Dragon Quest XI marks the main series’ first foray in the HD era in the United States as previous versions like Dragon Quest IX graced the Nintendo DS and the online-only Dragon Quest X was only available overseas. With JRPGs like Ni no Kuni and Persona 5 seeing recent success, we were interested in seeing whether Dragon Quest XI could maintain the series’ signature charm while making its foray onto current generation hardware, and by all accounts, it’s passing the bill.
Two demos of the game were available at Comic-Con. The first one looked to be the very beginning of the game as the hero can venture around his hometown before making his way to the nearby kingdom to begin his quest. It was pretty loud in the exhibit hall, so despite the fact that I had headphones on, I couldn’t hear much going on in-game.
The first demo was more about exploration and interaction with townsfolk, staples of classic RPGs, and all that felt about as natural as it gets. Then it was time to check out the world map, and it was fun running over slimes an other weak enemies with the horse. Bigger enemies forced us to go into battle, where we were met with Dragon Quest’s traditional turn-based battle system, which doesn’t leave us with much to say. It’s just your standard turn-based battle system. If there’s one thing to criticize though, it’s the fact that there are times where you don’t know when your turn is. There’s no menu indicating who’s next in line, and when one of your characters has to act, there’s no indicator aside from the fact that his or her avatar on the menu is slightly indented compared to the rest. That said, it’s easy to make mistakes like choosing to attack with a healer staff.
The second demo took place a little later in the game, when you have a guest character in the group who you have no control of when you’re battling. Aside from exploration, the battle system was put front in center here as you go against one of the game’s bosses. I put easy work into it and took it out, but there really isn’t much to say about it. It’s a standard boss.

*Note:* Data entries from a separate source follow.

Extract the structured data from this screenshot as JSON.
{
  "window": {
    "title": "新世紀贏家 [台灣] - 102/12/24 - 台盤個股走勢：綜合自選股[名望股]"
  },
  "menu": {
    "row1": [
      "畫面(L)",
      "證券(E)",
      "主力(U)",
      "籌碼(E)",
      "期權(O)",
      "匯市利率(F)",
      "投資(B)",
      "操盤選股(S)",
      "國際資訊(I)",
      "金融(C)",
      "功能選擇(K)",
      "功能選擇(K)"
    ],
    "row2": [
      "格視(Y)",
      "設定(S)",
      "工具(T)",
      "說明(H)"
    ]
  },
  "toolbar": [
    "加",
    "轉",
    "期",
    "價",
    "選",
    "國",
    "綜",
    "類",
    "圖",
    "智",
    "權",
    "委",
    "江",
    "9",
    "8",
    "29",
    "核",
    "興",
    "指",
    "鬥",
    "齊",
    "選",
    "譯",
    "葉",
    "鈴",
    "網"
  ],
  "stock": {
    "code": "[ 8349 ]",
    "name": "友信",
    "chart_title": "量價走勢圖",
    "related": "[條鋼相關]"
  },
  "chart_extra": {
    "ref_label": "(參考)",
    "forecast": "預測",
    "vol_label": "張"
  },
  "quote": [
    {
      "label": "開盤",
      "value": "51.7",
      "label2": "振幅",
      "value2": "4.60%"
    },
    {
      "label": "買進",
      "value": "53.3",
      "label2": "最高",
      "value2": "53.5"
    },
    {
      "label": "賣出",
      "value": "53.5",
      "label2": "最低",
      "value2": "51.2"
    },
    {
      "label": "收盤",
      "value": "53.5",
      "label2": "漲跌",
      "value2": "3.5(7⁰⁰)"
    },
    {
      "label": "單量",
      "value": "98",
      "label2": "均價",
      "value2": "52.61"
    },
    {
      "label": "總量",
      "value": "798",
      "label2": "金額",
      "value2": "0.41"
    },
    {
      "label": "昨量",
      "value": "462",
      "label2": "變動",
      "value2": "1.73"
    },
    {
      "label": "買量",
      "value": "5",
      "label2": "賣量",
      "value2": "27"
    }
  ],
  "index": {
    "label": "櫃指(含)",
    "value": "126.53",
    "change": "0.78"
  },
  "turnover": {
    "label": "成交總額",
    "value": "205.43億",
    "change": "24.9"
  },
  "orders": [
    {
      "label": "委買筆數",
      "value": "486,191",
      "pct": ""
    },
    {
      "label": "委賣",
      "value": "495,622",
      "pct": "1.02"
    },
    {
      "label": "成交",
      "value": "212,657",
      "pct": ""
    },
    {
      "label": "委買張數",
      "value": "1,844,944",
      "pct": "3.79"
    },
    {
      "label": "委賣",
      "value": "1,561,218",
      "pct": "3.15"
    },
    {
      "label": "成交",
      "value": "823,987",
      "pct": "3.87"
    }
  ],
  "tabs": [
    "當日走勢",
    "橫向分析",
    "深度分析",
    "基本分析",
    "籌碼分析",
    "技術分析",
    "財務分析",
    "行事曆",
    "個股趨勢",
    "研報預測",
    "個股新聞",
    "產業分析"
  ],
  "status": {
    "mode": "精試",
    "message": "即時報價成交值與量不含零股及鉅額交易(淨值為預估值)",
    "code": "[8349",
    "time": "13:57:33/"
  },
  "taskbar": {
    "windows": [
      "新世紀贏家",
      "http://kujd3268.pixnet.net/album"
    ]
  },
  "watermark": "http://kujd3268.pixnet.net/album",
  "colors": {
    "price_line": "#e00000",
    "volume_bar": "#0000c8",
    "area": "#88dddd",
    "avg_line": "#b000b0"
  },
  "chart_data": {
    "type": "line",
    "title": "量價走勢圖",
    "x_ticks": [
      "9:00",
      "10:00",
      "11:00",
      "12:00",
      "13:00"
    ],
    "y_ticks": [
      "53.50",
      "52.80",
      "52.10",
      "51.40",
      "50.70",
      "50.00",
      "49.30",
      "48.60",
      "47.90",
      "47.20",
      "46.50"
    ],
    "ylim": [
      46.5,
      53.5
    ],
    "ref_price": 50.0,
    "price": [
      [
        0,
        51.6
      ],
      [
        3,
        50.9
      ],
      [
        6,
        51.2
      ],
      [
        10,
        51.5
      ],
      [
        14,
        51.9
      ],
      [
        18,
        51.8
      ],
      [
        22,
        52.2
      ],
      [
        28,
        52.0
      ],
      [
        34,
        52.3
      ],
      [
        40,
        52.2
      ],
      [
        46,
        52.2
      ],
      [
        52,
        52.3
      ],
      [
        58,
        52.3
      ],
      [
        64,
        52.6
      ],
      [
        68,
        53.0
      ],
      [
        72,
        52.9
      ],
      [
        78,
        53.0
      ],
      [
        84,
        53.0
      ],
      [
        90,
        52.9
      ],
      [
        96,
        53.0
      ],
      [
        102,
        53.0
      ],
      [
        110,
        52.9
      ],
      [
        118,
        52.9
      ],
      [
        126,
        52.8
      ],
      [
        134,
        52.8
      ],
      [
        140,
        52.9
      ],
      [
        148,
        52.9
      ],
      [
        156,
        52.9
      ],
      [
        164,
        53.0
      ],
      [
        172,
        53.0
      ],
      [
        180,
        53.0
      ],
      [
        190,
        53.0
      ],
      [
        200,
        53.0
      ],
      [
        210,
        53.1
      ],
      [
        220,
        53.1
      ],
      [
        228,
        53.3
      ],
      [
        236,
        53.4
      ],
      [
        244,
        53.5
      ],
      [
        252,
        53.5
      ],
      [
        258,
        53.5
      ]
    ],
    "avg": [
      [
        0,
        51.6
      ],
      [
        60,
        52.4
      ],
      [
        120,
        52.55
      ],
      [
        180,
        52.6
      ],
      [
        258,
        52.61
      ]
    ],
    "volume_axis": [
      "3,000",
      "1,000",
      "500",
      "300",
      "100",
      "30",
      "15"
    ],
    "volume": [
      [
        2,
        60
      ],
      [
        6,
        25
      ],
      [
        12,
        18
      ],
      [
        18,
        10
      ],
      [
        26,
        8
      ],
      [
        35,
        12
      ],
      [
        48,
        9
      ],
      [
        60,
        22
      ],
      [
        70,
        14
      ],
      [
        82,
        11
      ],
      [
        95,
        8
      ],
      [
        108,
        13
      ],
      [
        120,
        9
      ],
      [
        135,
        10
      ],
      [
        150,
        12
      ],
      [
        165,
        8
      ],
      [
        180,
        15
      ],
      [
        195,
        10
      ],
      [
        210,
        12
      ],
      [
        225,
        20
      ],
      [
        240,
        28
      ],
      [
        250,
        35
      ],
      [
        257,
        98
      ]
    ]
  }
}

Dragon Quest XI: Echoes of an Elusive Age is due out on the PlayStation 4 in September (with a Switch version supposedly along the way next year), and it’s something we’ll definitely be keeping our eye on. It’s just tough to tell whether this game will do much to push the envelope or set the standard for the genre, but we’re still very interested in seeing how it’ll all turn out.